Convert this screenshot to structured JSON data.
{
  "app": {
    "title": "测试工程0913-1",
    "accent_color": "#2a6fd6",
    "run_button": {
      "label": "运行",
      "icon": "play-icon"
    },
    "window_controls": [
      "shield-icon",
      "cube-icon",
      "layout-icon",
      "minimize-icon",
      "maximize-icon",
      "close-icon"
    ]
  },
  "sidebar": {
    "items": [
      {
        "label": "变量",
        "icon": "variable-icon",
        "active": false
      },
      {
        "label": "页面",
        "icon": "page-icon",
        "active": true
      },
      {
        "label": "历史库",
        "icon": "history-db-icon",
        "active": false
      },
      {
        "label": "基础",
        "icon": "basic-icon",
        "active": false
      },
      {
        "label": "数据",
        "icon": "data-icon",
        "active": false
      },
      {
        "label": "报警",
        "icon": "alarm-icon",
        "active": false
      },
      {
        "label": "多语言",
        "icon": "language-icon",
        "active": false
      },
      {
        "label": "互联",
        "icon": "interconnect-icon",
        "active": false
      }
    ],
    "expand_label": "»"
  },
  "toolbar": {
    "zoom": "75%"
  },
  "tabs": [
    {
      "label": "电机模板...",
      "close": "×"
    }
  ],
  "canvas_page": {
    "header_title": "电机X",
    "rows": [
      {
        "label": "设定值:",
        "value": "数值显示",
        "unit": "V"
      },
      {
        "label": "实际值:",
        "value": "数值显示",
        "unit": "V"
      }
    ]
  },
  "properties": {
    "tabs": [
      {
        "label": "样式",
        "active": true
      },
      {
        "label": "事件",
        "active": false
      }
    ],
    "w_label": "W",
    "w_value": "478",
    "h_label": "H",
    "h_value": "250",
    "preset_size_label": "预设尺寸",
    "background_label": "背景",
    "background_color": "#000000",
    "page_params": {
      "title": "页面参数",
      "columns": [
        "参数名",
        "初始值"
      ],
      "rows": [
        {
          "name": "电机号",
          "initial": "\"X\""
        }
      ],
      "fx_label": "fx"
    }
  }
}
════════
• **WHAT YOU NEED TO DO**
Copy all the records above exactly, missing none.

• **RESULT OF THE EXERCISE**
Convert this screenshot to structured JSON data.
{
  "app": {
    "title": "测试工程0913-1",
    "accent_color": "#2a6fd6",
    "run_button": {
      "label": "运行",
      "icon": "play-icon"
    },
    "window_controls": [
      "shield-icon",
      "cube-icon",
      "layout-icon",
      "minimize-icon",
      "maximize-icon",
      "close-icon"
    ]
  },
  "sidebar": {
    "items": [
      {
        "label": "变量",
        "icon": "variable-icon",
        "active": false
      },
      {
        "label": "页面",
        "icon": "page-icon",
        "active": true
      },
      {
        "label": "历史库",
        "icon": "history-db-icon",
        "active": false
      },
      {
        "label": "基础",
        "icon": "basic-icon",
        "active": false
      },
      {
        "label": "数据",
        "icon": "data-icon",
        "active": false
      },
      {
        "label": "报警",
        "icon": "alarm-icon",
        "active": false
      },
      {
        "label": "多语言",
        "icon": "language-icon",
        "active": false
      },
      {
        "label": "互联",
        "icon": "interconnect-icon",
        "active": false
      }
    ],
    "expand_label": "»"
  },
  "toolbar": {
    "zoom": "75%"
  },
  "tabs": [
    {
      "label": "电机模板...",
      "close": "×"
    }
  ],
  "canvas_page": {
    "header_title": "电机X",
    "rows": [
      {
        "label": "设定值:",
        "value": "数值显示",
        "unit": "V"
      },
      {
        "label": "实际值:",
        "value": "数值显示",
        "unit": "V"
      }
    ]
  },
  "properties": {
    "tabs": [
      {
        "label": "样式",
        "active": true
      },
      {
        "label": "事件",
        "active": false
      }
    ],
    "w_label": "W",
    "w_value": "478",
    "h_label": "H",
    "h_value": "250",
    "preset_size_label": "预设尺寸",
    "background_label": "背景",
    "background_color": "#000000",
    "page_params": {
      "title": "页面参数",
      "columns": [
        "参数名",
        "初始值"
      ],
      "rows": [
        {
          "name": "电机号",
          "initial": "\"X\""
        }
      ],
      "fx_label": "fx"
    }
  }
}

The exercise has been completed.